Inspired by his lectures on rhetoric and by game theory, this book provides a new interpretation of Adam Smith's system of thought. It highlights its coherence through the identification of three reasoning routines and a meta-reasoning routine throughout his work on languages, rhetoric, moral sentiments, self-command, and the nature and causes of the wealth of nations. The identification of these reasoning routines allows the authors to uncover a hitherto poorly understood deep structure of Smith's work and to explain its main characteristics. How these routines emerged in Smith's early research on the principles of the human mind is also traced.
This book sheds new light on Adam Smith and his work, highlighting his sophisticated understanding of strategic interaction in all things rhetorical, moral, and economic. It will be relevant to students and researchers interested in the history of ideas, the history of economic thought, game theory, Enlightenment studies, and rhetoric.
Introduction.- Chapter 1: Schumpeter's Assessment of Adam Smith and The Wealth of Nations: Why He Got It Wrong.- Chapter 2: Adam Smith's Rhetorical Strategy in The Wealth of Nations, against the Commercial System of Great Britain.- Chapter 3: The Nature and Causes of Corporate Negligence, Sham Lectures, and Ecclesiastical Indolence: Adam Smith on Joint-Stock Companies, Teachers, and Preachers.- Chapter 4: Self-Command in Adam Smith's Theory of Moral Sentiments. A Game-Theoretic Reinterpretation_Chapter 5: A Game-theoretic Re-evaluation of Adam Smith's Wealth of Nations.- Chapter 6: Adam Smith's economics and the Lectures on Rhetoric and Belles Lettres: the language of commerce.- Chapter 7: Adam Smith's Reasoning Routines, The Deep Structure of His Oeuvre, and Why It Turned out the Way It Did.- Chapter 8: Open questions.
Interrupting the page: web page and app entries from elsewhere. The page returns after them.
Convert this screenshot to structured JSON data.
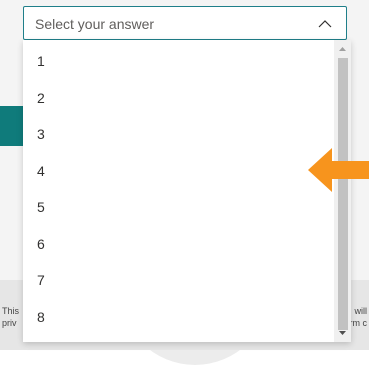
{
  "select": {
    "placeholder": "Select your answer",
    "expanded": true
  },
  "options": [
    "1",
    "2",
    "3",
    "4",
    "5",
    "6",
    "7",
    "8"
  ],
  "footer": {
    "line1_left": "This",
    "line1_right": "will",
    "line2_left": "priv",
    "line2_right": "rm c"
  },
  "colors": {
    "accent_border": "#1f7f8a",
    "teal_block": "#0f7b7b",
    "pointer_arrow": "#f7941d",
    "text": "#323130"
  },
  "icons": {
    "chevron": "chevron-up-icon",
    "pointer": "orange-arrow-left-icon",
    "scroll_up": "scroll-up-arrow-icon",
    "scroll_down": "scroll-down-arrow-icon"
  }
}
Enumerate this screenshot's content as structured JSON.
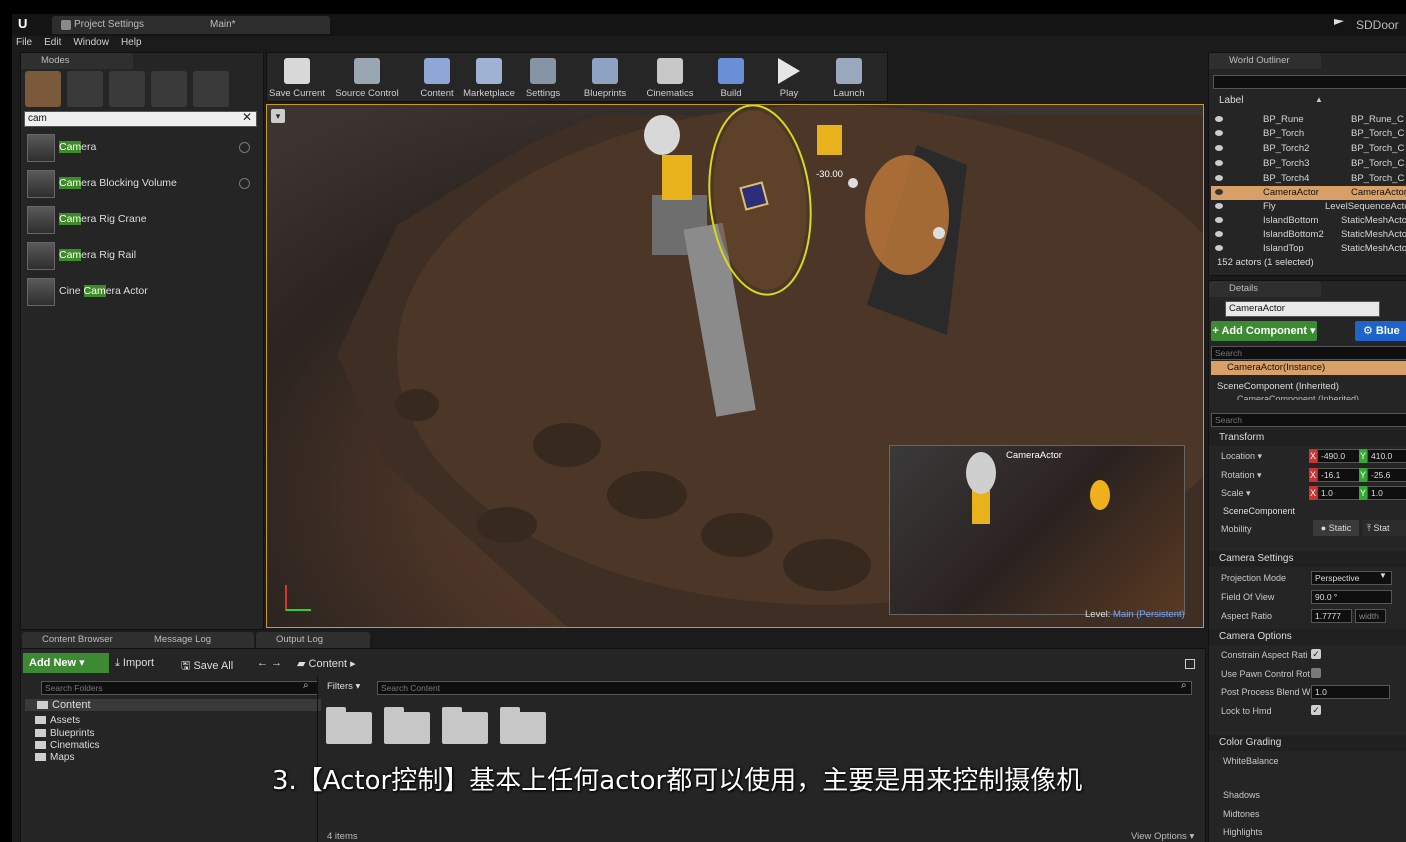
{
  "window": {
    "ue_logo": "U",
    "tabs": [
      "Project Settings",
      "Main*"
    ],
    "user": "SDDoor"
  },
  "menu": [
    "File",
    "Edit",
    "Window",
    "Help"
  ],
  "modes": {
    "tab": "Modes",
    "search_value": "cam",
    "items": [
      {
        "pre": "",
        "hl": "Cam",
        "post": "era"
      },
      {
        "pre": "",
        "hl": "Cam",
        "post": "era Blocking Volume"
      },
      {
        "pre": "",
        "hl": "Cam",
        "post": "era Rig Crane"
      },
      {
        "pre": "",
        "hl": "Cam",
        "post": "era Rig Rail"
      },
      {
        "pre": "Cine ",
        "hl": "Cam",
        "post": "era Actor"
      }
    ]
  },
  "toolbar": [
    "Save Current",
    "Source Control",
    "Content",
    "Marketplace",
    "Settings",
    "Blueprints",
    "Cinematics",
    "Build",
    "Play",
    "Launch"
  ],
  "viewport": {
    "rotation_label": "-30.00",
    "preview_title": "CameraActor",
    "level_prefix": "Level:",
    "level_name": "Main (Persistent)"
  },
  "outliner": {
    "tab": "World Outliner",
    "header": "Label",
    "rows": [
      {
        "name": "BP_Rune",
        "type": "BP_Rune_C"
      },
      {
        "name": "BP_Torch",
        "type": "BP_Torch_C"
      },
      {
        "name": "BP_Torch2",
        "type": "BP_Torch_C"
      },
      {
        "name": "BP_Torch3",
        "type": "BP_Torch_C"
      },
      {
        "name": "BP_Torch4",
        "type": "BP_Torch_C"
      },
      {
        "name": "CameraActor",
        "type": "CameraActor"
      },
      {
        "name": "Fly",
        "type": "LevelSequenceActor"
      },
      {
        "name": "IslandBottom",
        "type": "StaticMeshActor"
      },
      {
        "name": "IslandBottom2",
        "type": "StaticMeshActor"
      },
      {
        "name": "IslandTop",
        "type": "StaticMeshActor"
      }
    ],
    "status": "152 actors (1 selected)"
  },
  "details": {
    "tab": "Details",
    "name": "CameraActor",
    "add_component": "+ Add Component ▾",
    "blueprint": "Blue",
    "search_placeholder": "Search",
    "instance": "CameraActor(Instance)",
    "scene_component": "SceneComponent (Inherited)",
    "camera_component": "CameraComponent (Inherited)",
    "search2_placeholder": "Search",
    "transform": {
      "title": "Transform",
      "location_label": "Location ▾",
      "location_x": "-490.0",
      "location_y": "410.0",
      "rotation_label": "Rotation ▾",
      "rotation_x": "-16.1",
      "rotation_y": "-25.6",
      "scale_label": "Scale ▾",
      "scale_x": "1.0",
      "scale_y": "1.0",
      "scene_component": "SceneComponent",
      "mobility_label": "Mobility",
      "mobility_static": "Static",
      "mobility_stat2": "Stat"
    },
    "camera_settings": {
      "title": "Camera Settings",
      "projection_label": "Projection Mode",
      "projection_value": "Perspective",
      "fov_label": "Field Of View",
      "fov_value": "90.0 °",
      "aspect_label": "Aspect Ratio",
      "aspect_value": "1.7777",
      "aspect_unit": "width"
    },
    "camera_options": {
      "title": "Camera Options",
      "constrain_label": "Constrain Aspect Rati",
      "pawn_label": "Use Pawn Control Rot",
      "post_label": "Post Process Blend W",
      "post_value": "1.0",
      "lock_label": "Lock to Hmd"
    },
    "color_grading": {
      "title": "Color Grading",
      "items": [
        "WhiteBalance",
        "Shadows",
        "Midtones",
        "Highlights"
      ]
    }
  },
  "bottom_tabs": [
    "Content Browser",
    "Message Log",
    "Output Log"
  ],
  "content_browser": {
    "add_new": "Add New ▾",
    "import": "Import",
    "save_all": "Save All",
    "path": "Content",
    "search_folders": "Search Folders",
    "filters": "Filters ▾",
    "search_content": "Search Content",
    "tree": [
      "Content",
      "Assets",
      "Blueprints",
      "Cinematics",
      "Maps"
    ],
    "item_count": "4 items",
    "view_options": "View Options ▾"
  },
  "subtitle": "3.【Actor控制】基本上任何actor都可以使用，主要是用来控制摄像机"
}
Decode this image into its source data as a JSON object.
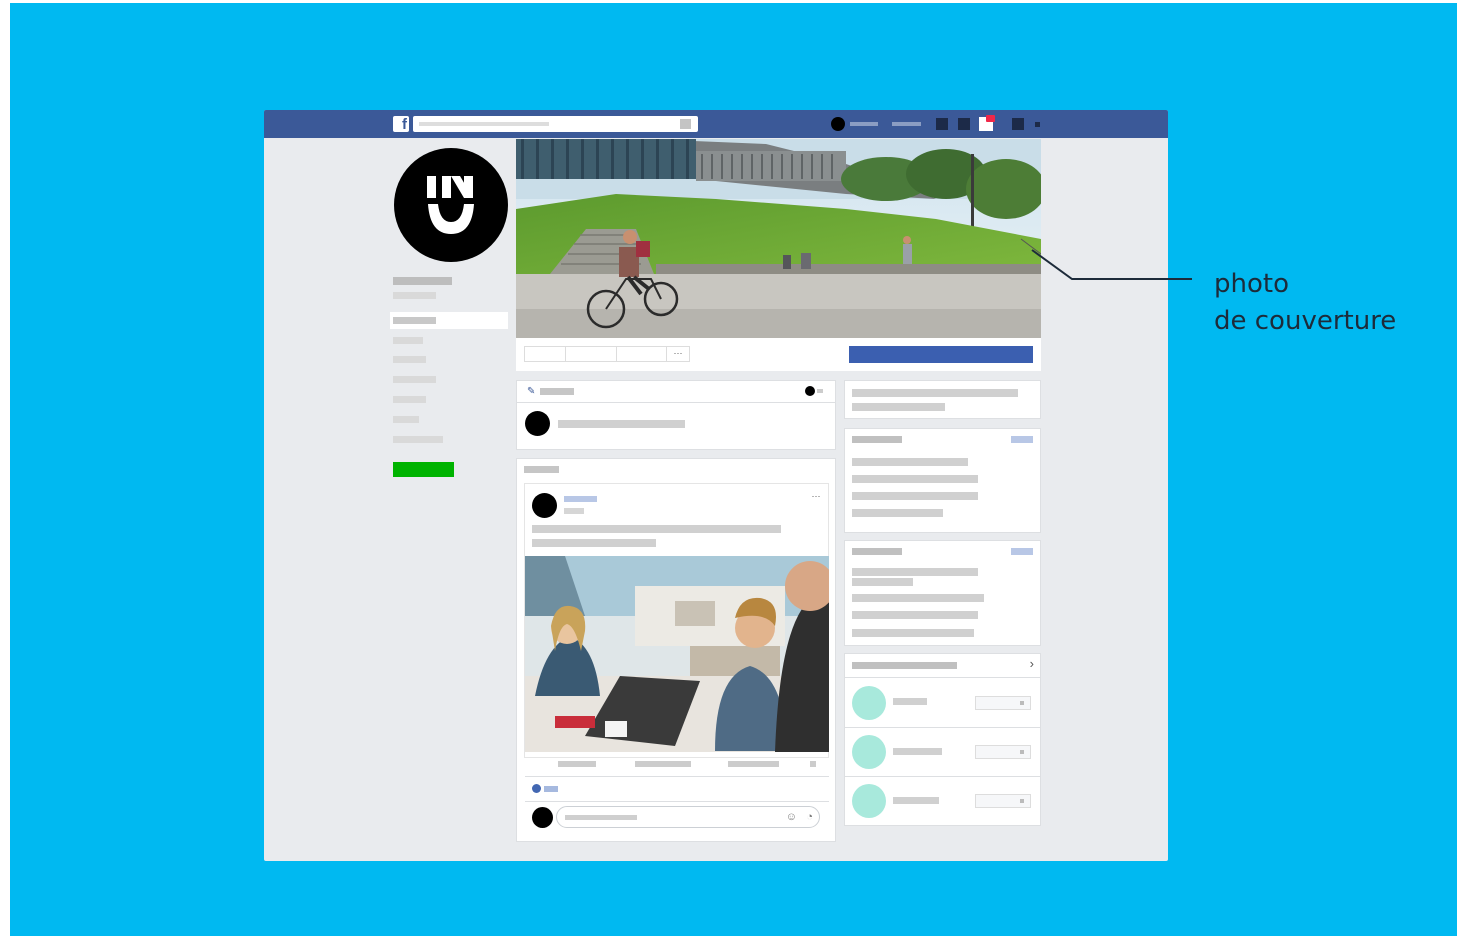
{
  "annotation": {
    "line1": "photo",
    "line2": "de couverture"
  },
  "topbar": {
    "logo_glyph": "f",
    "icons": [
      "facebook-logo-icon",
      "search-icon",
      "profile-avatar-icon",
      "friends-icon",
      "messages-icon",
      "notifications-icon",
      "help-icon",
      "menu-icon"
    ]
  },
  "cover_bar": {
    "more_label": "···"
  },
  "colors": {
    "background": "#00b9f1",
    "facebook_blue": "#3b5998",
    "cta_blue": "#3b5fb0",
    "green": "#00b300",
    "notification_red": "#f02849",
    "teal": "#a8e9dc"
  },
  "post": {
    "more_label": "···"
  },
  "suggestions": {
    "chevron": "›"
  }
}
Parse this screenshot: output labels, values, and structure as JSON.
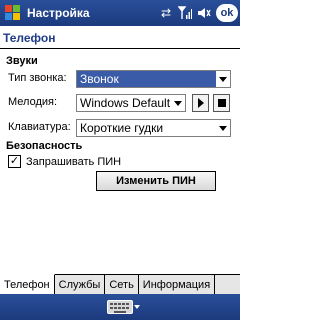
{
  "titlebar": {
    "title": "Настройка",
    "ok_label": "ok",
    "icons": [
      "start-menu-icon",
      "connectivity-icon",
      "signal-icon",
      "volume-icon"
    ]
  },
  "page": {
    "title": "Телефон"
  },
  "sounds": {
    "heading": "Звуки",
    "ring_type_label": "Тип звонка:",
    "ring_type_value": "Звонок",
    "melody_label": "Мелодия:",
    "melody_value": "Windows Default",
    "keyboard_label": "Клавиатура:",
    "keyboard_value": "Короткие гудки"
  },
  "security": {
    "heading": "Безопасность",
    "require_pin_label": "Запрашивать ПИН",
    "require_pin_checked": true,
    "change_pin_label": "Изменить ПИН"
  },
  "tabs": [
    {
      "label": "Телефон",
      "active": true
    },
    {
      "label": "Службы",
      "active": false
    },
    {
      "label": "Сеть",
      "active": false
    },
    {
      "label": "Информация",
      "active": false
    }
  ],
  "colors": {
    "titlebar": "#1c3a7d",
    "accent": "#1f3c88",
    "selection": "#3a5ba8"
  }
}
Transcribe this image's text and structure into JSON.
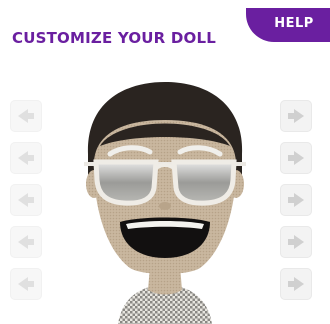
{
  "header": {
    "title": "CUSTOMIZE YOUR DOLL",
    "help_label": "HELP"
  },
  "colors": {
    "brand_purple": "#6a1fa0",
    "help_bg": "#6a1fa0",
    "arrow_bg": "#f1f1f1",
    "arrow_glyph": "#c8c8c8",
    "hair": "#2a2420",
    "skin": "#c9b79f",
    "mouth": "#121010",
    "shirt": "#e4e2dc"
  },
  "controls": {
    "left_arrows": [
      "arrow-left-icon",
      "arrow-left-icon",
      "arrow-left-icon",
      "arrow-left-icon",
      "arrow-left-icon"
    ],
    "right_arrows": [
      "arrow-right-icon",
      "arrow-right-icon",
      "arrow-right-icon",
      "arrow-right-icon",
      "arrow-right-icon"
    ]
  },
  "doll": {
    "accessory": "sunglasses"
  }
}
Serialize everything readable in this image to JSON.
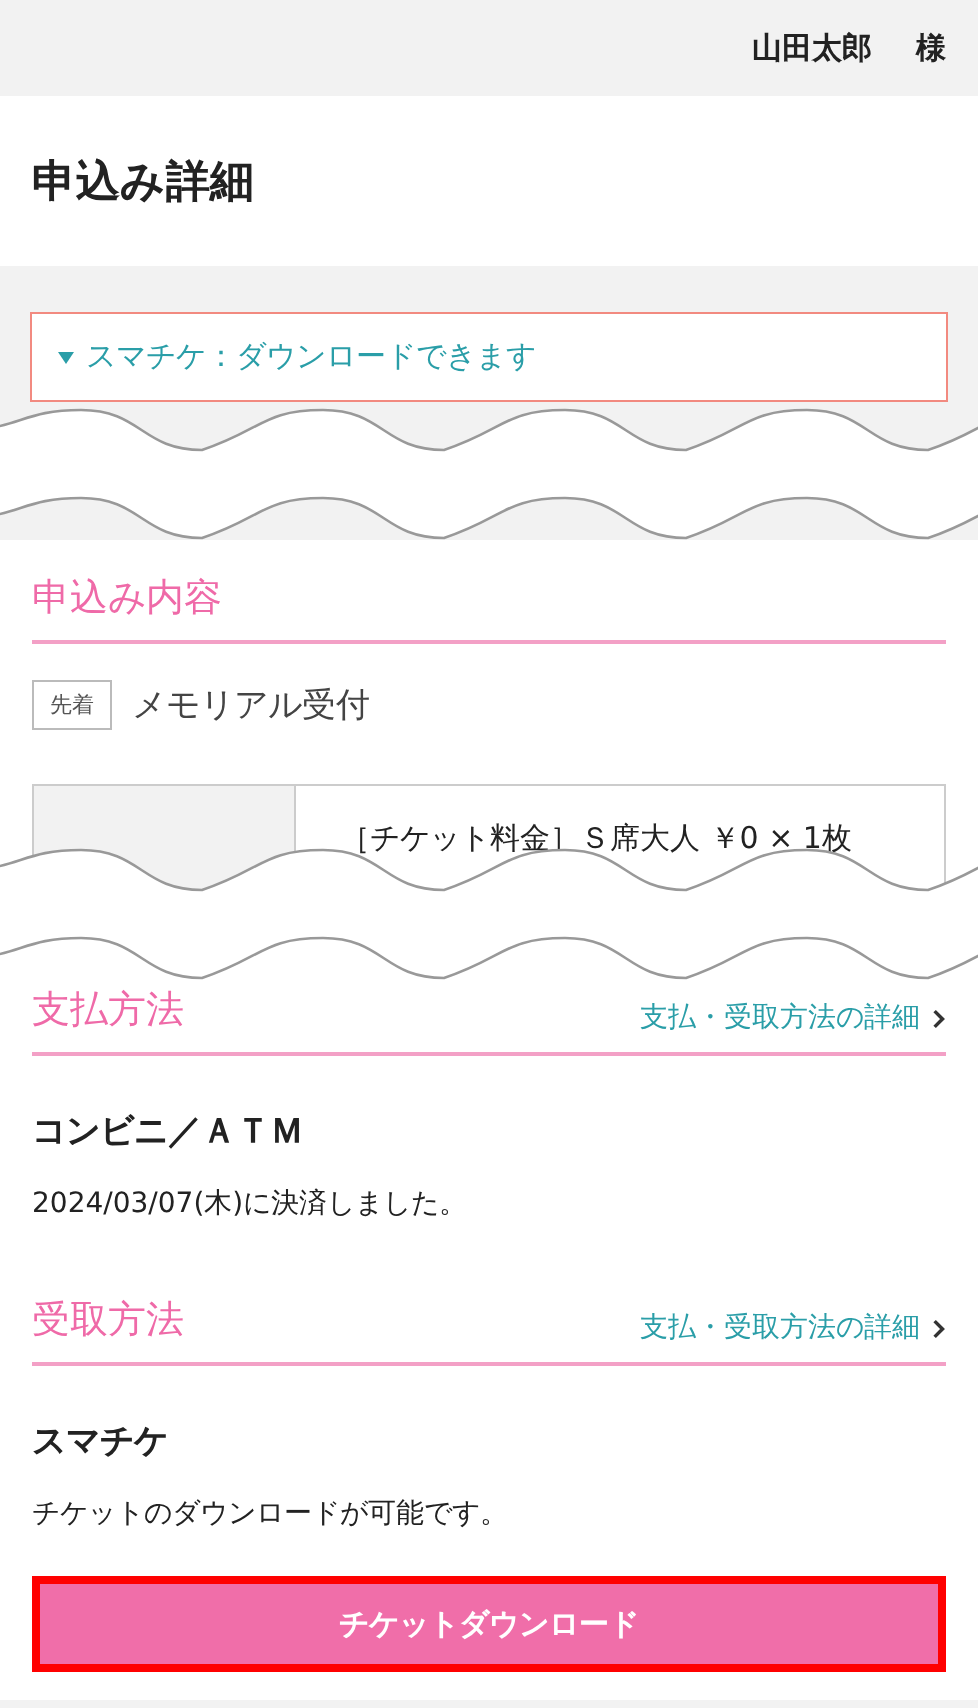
{
  "header": {
    "user_name": "山田太郎",
    "honorific": "様"
  },
  "page_title": "申込み詳細",
  "notice": {
    "text": "スマチケ：ダウンロードできます"
  },
  "sections": [
    {
      "kind": "application",
      "title": "申込み内容",
      "tag": "先着",
      "name": "メモリアル受付",
      "price_text": "［チケット料金］Ｓ席大人 ￥0 × 1枚"
    },
    {
      "kind": "method",
      "title": "支払方法",
      "link": "支払・受取方法の詳細",
      "value": "コンビニ／ＡＴＭ",
      "note": "2024/03/07(木)に決済しました。"
    },
    {
      "kind": "method",
      "title": "受取方法",
      "link": "支払・受取方法の詳細",
      "value": "スマチケ",
      "note": "チケットのダウンロードが可能です。",
      "button": "チケットダウンロード"
    }
  ]
}
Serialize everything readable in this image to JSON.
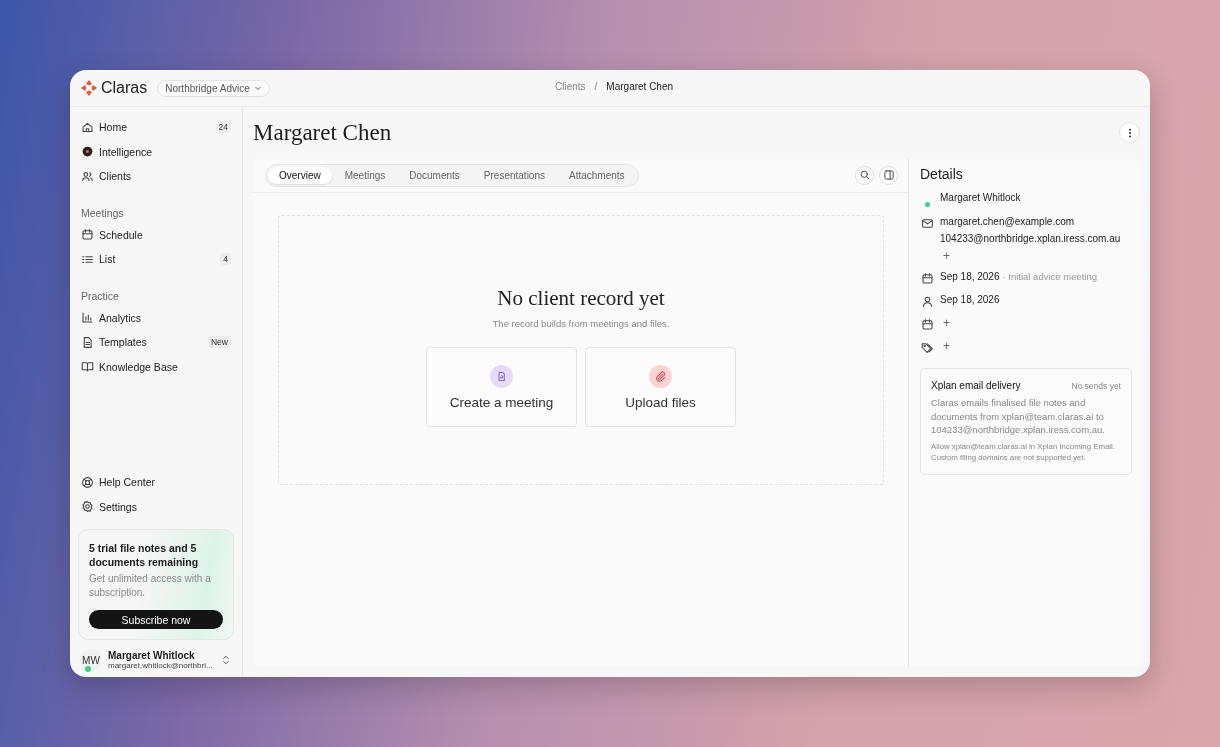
{
  "brand": {
    "name": "Claras"
  },
  "workspace": {
    "label": "Northbridge Advice"
  },
  "breadcrumb": [
    {
      "label": "Clients",
      "current": false
    },
    {
      "label": "/",
      "current": false
    },
    {
      "label": "Margaret Chen",
      "current": true
    }
  ],
  "sidebar": {
    "groups": [
      {
        "items": [
          {
            "label": "Home",
            "badge": "24",
            "selected": false
          },
          {
            "label": "Intelligence",
            "selected": false
          },
          {
            "label": "Clients",
            "selected": false
          }
        ]
      },
      {
        "heading": "Meetings",
        "items": [
          {
            "label": "Schedule",
            "selected": false
          },
          {
            "label": "List",
            "badge": "4",
            "selected": false
          }
        ]
      },
      {
        "heading": "Practice",
        "items": [
          {
            "label": "Analytics",
            "selected": false
          },
          {
            "label": "Templates",
            "badge": "New",
            "selected": false
          },
          {
            "label": "Knowledge Base",
            "selected": false
          }
        ]
      }
    ],
    "footer_items": [
      {
        "label": "Help Center",
        "selected": false
      },
      {
        "label": "Settings",
        "selected": false
      }
    ],
    "trial": {
      "title": "5 trial file notes and 5 documents remaining",
      "text": "Get unlimited access with a subscription.",
      "button": "Subscribe now"
    },
    "user": {
      "initials": "MW",
      "name": "Margaret Whitlock",
      "email": "margaret.whitlock@northbri...",
      "online": true
    }
  },
  "page": {
    "title": "Margaret Chen"
  },
  "tabs": [
    {
      "label": "Overview",
      "selected": true
    },
    {
      "label": "Meetings",
      "selected": false
    },
    {
      "label": "Documents",
      "selected": false
    },
    {
      "label": "Presentations",
      "selected": false
    },
    {
      "label": "Attachments",
      "selected": false
    }
  ],
  "empty_state": {
    "title": "No client record yet",
    "subtitle": "The record builds from meetings and files.",
    "actions": [
      {
        "kind": "meeting",
        "label": "Create a meeting"
      },
      {
        "kind": "upload",
        "label": "Upload files"
      }
    ]
  },
  "details": {
    "title": "Details",
    "items": [
      {
        "kind": "contact",
        "name": "Margaret Whitlock",
        "online": true
      },
      {
        "kind": "email",
        "values": [
          "margaret.chen@example.com",
          "104233@northbridge.xplan.iress.com.au"
        ],
        "add": "+"
      },
      {
        "kind": "meeting",
        "date": "Sep 18, 2026",
        "note": "· Initial advice meeting"
      },
      {
        "kind": "person",
        "date": "Sep 18, 2026"
      },
      {
        "kind": "calendar",
        "add": "+"
      },
      {
        "kind": "tag",
        "add": "+"
      }
    ],
    "delivery": {
      "title": "Xplan email delivery",
      "status": "No sends yet",
      "text": "Claras emails finalised file notes and documents from xplan@team.claras.ai to 104233@northbridge.xplan.iress.com.au.",
      "note": "Allow xplan@team.claras.ai in Xplan Incoming Email. Custom filing domains are not supported yet."
    }
  }
}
Andreas Ortmann is Professor of Experimental and Behavioral Economics at the School of Economics, UNSW Business School, Australia. Prior to his appointment at the Business School, he was Professor of Economics at CERGE-EI, a joint workplace of Charles University and the Academy of Sciences, Prague, Czech Republic. Prior to that appointment, he taught at Bowdoin and Colby College, Maine, USA. He also was, for a year each, a visiting scholar of the Program on Non-Profit Organizations at Yale University, the Max-Planck Institute for Psychological Research in Munich, the Max-Planck Institute for Human Development in Berlin, and the Harvard Business School. His work has been published in journals such as Management Science, Energy Economics, Journal of Economic Behavior and Organization, Behavioural and Brain Sciences, Journal of Economic Theory, International Journal of Game Theory, Experimental Economics, Psychological Methods, Experimental Psychology: LMC, Economic Journal, European Economic Review, History of Political Economy, Rationality & Society, and many others. His interests are wide-ranging and include game theory, corporate finance, experimental economics, the experimental methods in the social sciences, and the history of economic thought. His Google scholar based index is currently 31 (last five years: 22). He uses Facebook heavily and also writes occasionally for outlets such as The Conversation.
Benoit Walraevens is Assistant Professor in Economics at the University of Caen Normandy in France where he teaches economics at Cherbourg Institute of Technology, Caen's Institute of Business Administration and IESEG Business School in Paris. His main fields of inquiry are the history of economic thought, economic philosophy, eighteenth-century political economy and moral and political philosophy. He has published papers in the European Journal of the History of Economic Thought, History of Economic Ideas, Revue économique and Cahiers d'économie politique.